Also, this footage of the Rainsville structure is also pretty incredible. Not as perfect but still impressive nonetheless:

 
Messages
482
Location
Madison, WI
I think that's the earlier Section-Pisgah-Trenton (GA) tornado, rather than the Rainsville EF5 (which would also have been visible from, and closer to, this location). Uploader gives the time as 4:47 PM, I believe the Rainsville EF5 was closer to 7PM.
 
Messages
346
Location
Lenexa, KS
I think I meant to say "most violent in the decade or so up until 4/27/11" my bad. Still probably one of the most violent of the 2000s, no doubt.
I think the Harper County, Kansas tornado on May 12, 2004 and Parkersburg, IA tornado on May 25, 2008 were probably the most violent of the 2000s. The Elie, MB F5 on June 22, 2007 was really violent as well but I never noticed very little to no scouring if it did any. Then you have the Greensburg EF5 tornado and a number of E/F4 tornadoes as well as a couple of E/F3 tornadoes. The Westminster, TX tornado was the most grossly underrated tornado in the 2000s. That tornado should have been rated at least high-end F4.
 

buckeye05

Member
Messages
568
Location
Riverside, Ohio
Parkersburg, Iowa of 2008 is another impressive tornado that thankfully got the rating of EF5 that it deserved. Notable pics:

View attachment 3488View attachment 3489
View attachment 3497

These two are of a well-built house that was less than a month old. The woman died in the basement, despite doing what you're supposed to do. Note the cracked concrete in the bottom of the right photo. Rebar was found snapped at this location. That's right, SNAPPED. Like a toothpick.

Assorted pics of ground and grass scouring and vegetation damage:

View attachment 3490
View attachment 3491
View attachment 3492

View attachment 3493
View attachment 3494

View attachment 3495

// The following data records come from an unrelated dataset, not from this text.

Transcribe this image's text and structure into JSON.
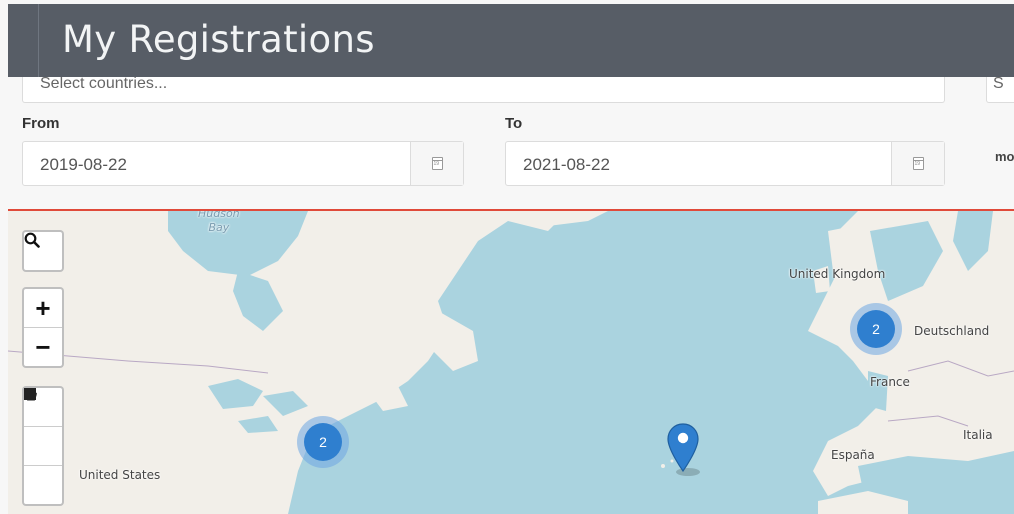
{
  "header": {
    "title": "My Registrations"
  },
  "filters": {
    "countries_placeholder": "Select countries...",
    "second_select_placeholder": "S",
    "from_label": "From",
    "from_value": "2019-08-22",
    "to_label": "To",
    "to_value": "2021-08-22",
    "more_label": "mo"
  },
  "map": {
    "labels": {
      "hudson_bay": "Hudson\nBay",
      "united_kingdom": "United Kingdom",
      "deutschland": "Deutschland",
      "france": "France",
      "italia": "Italia",
      "espana": "España",
      "united_states": "United States"
    },
    "clusters": [
      {
        "count": "2"
      },
      {
        "count": "2"
      }
    ],
    "controls": {
      "zoom_in": "+",
      "zoom_out": "−"
    },
    "colors": {
      "sea": "#aad3df",
      "land": "#f2efe9",
      "accent": "#e04a3a",
      "cluster": "#2f7fcf"
    }
  }
}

A snapped steel and concrete reinforced pole:

View attachment 3496
That house in the first pic isn't where the rebar was snapped. It was at an older home closer to downtown Parkersburg.


A few others from Parkersburg. The most impressive damage occurred at a golf course subdivision at the east edge of town. There were very large, well-built homes that literally vanished. Note the complete lack of recognizable debris patters at a few of these homes in the last pic. This was NOT due to debris cleanup.




 
Messages
288
Location
Missouri
I think that's the earlier Section-Pisgah-Trenton (GA) tornado, rather than the Rainsville EF5 (which would also have been visible from, and closer to, this location). Uploader gives the time as 4:47 PM, I believe the Rainsville EF5 was closer to 7PM.
I'm not sure, as one of the comments mentioned living next to someone on Lingerfelt Road and that this was the tornado that demolished their house, which is why I thought it was the Rainsville one. But you're probably right, I'm just not sure.
 
Messages
288
Location
Missouri
That house in the first pic isn't where the rebar was snapped. It was at an older home closer to downtown Parkersburg.

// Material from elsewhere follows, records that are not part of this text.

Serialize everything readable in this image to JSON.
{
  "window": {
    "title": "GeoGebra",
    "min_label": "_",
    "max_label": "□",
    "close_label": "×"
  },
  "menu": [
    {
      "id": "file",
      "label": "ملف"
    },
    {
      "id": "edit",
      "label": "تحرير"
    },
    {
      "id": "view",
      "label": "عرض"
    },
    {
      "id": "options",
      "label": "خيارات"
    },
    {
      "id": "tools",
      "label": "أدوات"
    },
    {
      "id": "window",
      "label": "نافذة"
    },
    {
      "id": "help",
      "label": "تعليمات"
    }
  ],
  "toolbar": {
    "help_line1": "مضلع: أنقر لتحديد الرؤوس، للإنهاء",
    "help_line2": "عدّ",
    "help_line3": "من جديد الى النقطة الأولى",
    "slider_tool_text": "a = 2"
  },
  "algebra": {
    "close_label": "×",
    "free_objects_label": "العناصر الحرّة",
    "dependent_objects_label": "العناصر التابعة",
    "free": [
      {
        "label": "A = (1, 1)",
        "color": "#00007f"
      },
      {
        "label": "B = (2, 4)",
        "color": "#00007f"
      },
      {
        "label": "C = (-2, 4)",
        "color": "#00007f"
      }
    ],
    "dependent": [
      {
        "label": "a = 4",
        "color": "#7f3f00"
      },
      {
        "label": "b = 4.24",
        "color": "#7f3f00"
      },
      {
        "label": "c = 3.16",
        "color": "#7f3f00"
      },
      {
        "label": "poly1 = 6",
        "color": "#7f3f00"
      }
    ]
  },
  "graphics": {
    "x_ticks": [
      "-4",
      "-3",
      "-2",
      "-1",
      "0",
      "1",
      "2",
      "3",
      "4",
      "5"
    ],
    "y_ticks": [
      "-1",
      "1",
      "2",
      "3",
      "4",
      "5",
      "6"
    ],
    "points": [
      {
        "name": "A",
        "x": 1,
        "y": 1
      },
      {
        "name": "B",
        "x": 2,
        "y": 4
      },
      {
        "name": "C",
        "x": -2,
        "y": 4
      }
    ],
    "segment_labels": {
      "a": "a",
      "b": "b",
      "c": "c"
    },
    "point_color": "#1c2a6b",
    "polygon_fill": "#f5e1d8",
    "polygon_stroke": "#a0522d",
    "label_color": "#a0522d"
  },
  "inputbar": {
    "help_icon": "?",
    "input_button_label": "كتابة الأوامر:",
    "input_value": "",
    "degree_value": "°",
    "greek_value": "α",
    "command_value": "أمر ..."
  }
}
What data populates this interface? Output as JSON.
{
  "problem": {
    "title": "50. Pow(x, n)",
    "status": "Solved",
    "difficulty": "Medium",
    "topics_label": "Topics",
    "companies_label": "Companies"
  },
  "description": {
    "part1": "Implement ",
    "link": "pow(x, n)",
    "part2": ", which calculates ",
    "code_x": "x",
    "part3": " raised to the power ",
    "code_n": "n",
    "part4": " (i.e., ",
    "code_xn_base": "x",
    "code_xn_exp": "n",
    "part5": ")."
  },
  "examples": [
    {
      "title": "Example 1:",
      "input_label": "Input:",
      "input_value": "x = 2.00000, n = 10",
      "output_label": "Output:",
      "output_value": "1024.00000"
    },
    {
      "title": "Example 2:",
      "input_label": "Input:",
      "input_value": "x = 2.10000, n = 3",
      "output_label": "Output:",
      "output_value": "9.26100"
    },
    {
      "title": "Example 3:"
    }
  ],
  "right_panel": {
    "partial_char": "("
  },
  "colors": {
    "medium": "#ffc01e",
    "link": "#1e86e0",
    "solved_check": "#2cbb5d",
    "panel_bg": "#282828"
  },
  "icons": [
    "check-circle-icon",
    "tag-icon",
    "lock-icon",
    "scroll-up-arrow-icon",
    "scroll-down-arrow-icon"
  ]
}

A few others from Parkersburg. The most impressive damage occurred at a golf course subdivision at the east edge of town. There were very large, well-built homes that literally vanished. Note the complete lack of recognizable debris patters at a few of these homes in the last pic. This was NOT due to debris cleanup.

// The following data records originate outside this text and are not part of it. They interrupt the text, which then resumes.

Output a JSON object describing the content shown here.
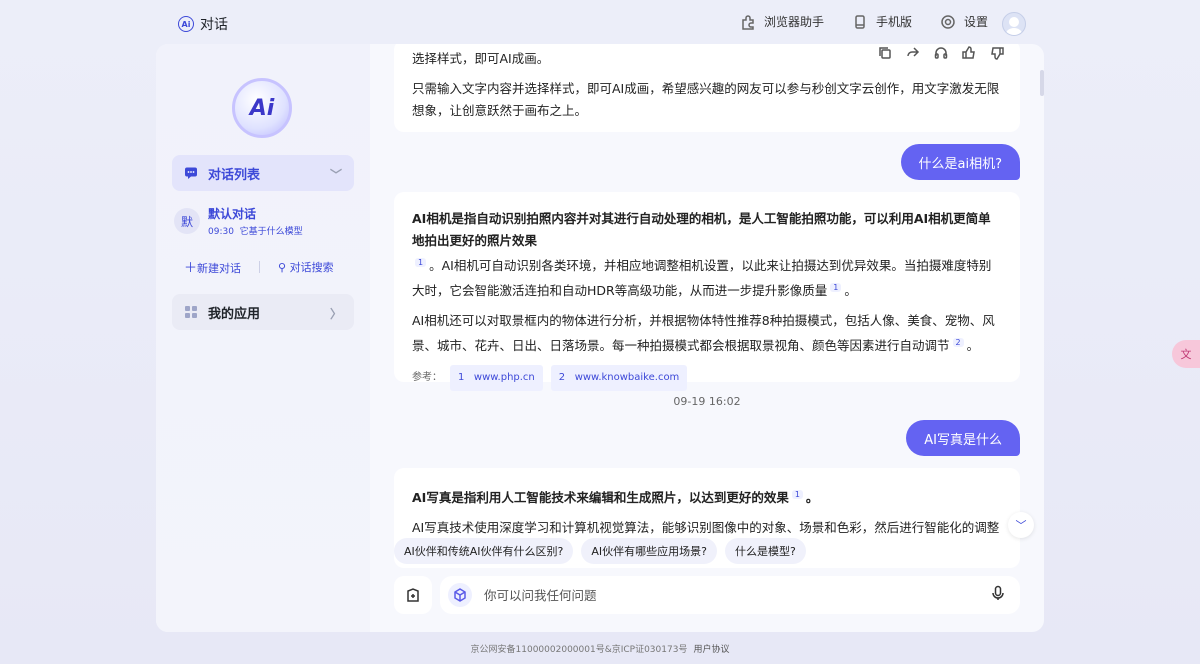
{
  "topbar": {
    "brand_logo": "Ai",
    "title": "对话",
    "nav": [
      {
        "label": "浏览器助手",
        "icon": "puzzle-icon"
      },
      {
        "label": "手机版",
        "icon": "phone-icon"
      },
      {
        "label": "设置",
        "icon": "gear-icon"
      }
    ]
  },
  "sidebar": {
    "logo": "Ai",
    "conversation_list_label": "对话列表",
    "conversation": {
      "avatar": "默",
      "title": "默认对话",
      "time": "09:30",
      "subtitle": "它基于什么模型"
    },
    "new_chat_label": "新建对话",
    "search_label": "对话搜索",
    "my_apps_label": "我的应用"
  },
  "chat": {
    "msg0_line1": "选择样式，即可AI成画。",
    "msg0_p2": "只需输入文字内容并选择样式，即可AI成画，希望感兴趣的网友可以参与秒创文字云创作，用文字激发无限想象，让创意跃然于画布之上。",
    "user_q1": "什么是ai相机?",
    "msg1_bold": "AI相机是指自动识别拍照内容并对其进行自动处理的相机，是人工智能拍照功能，可以利用AI相机更简单地拍出更好的照片效果",
    "msg1_ref_a": "1",
    "msg1_text1": "。AI相机可自动识别各类环境，并相应地调整相机设置，以此来让拍摄达到优异效果。当拍摄难度特别大时，它会智能激活连拍和自动HDR等高级功能，从而进一步提升影像质量",
    "msg1_ref_b": "1",
    "msg1_end1": "。",
    "msg1_p2": "AI相机还可以对取景框内的物体进行分析，并根据物体特性推荐8种拍摄模式，包括人像、美食、宠物、风景、城市、花卉、日出、日落场景。每一种拍摄模式都会根据取景视角、颜色等因素进行自动调节",
    "msg1_ref_c": "2",
    "msg1_end2": "。",
    "refs_label": "参考：",
    "refs": [
      {
        "num": "1",
        "site": "www.php.cn"
      },
      {
        "num": "2",
        "site": "www.knowbaike.com"
      }
    ],
    "timestamp": "09-19 16:02",
    "user_q2": "AI写真是什么",
    "msg2_bold": "AI写真是指利用人工智能技术来编辑和生成照片，以达到更好的效果",
    "msg2_ref": "1",
    "msg2_end": "。",
    "msg2_p2": "AI写真技术使用深度学习和计算机视觉算法，能够识别图像中的对象、场景和色彩，然后进行智能化的调整"
  },
  "suggestions": [
    "AI伙伴和传统AI伙伴有什么区别?",
    "AI伙伴有哪些应用场景?",
    "什么是模型?"
  ],
  "input": {
    "placeholder": "你可以问我任何问题"
  },
  "footer": {
    "text": "京公网安备11000002000001号&京ICP证030173号",
    "link": "用户协议"
  },
  "accent_color": "#6463f2"
}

Couldn't find that rebar pic, thanks for uploading. Also, yeah the golf course damage is pretty insane. There was a video on YouTube of a mangled car that was thrown around half a mile (or something like that) and rolled into a ball that was found on the golf course. Wish I could find it.
 

champal3003

Member
Messages
60
Location
Anniston
Special Affiliations
SKYWARN® Volunteer
Couldn't find that rebar pic, thanks for uploading. Also, yeah the golf course damage is pretty insane. There was a video on YouTube of a mangled car that was thrown around half a mile (or something like that) and rolled into a ball that was found on the golf course. Wish I could find it.
Try video below around 2:44 in video, a Ford Windstar minivan rolled into a ball.

 

Users Who Are Viewing This Thread (Users: 0, Guests: 5)

Top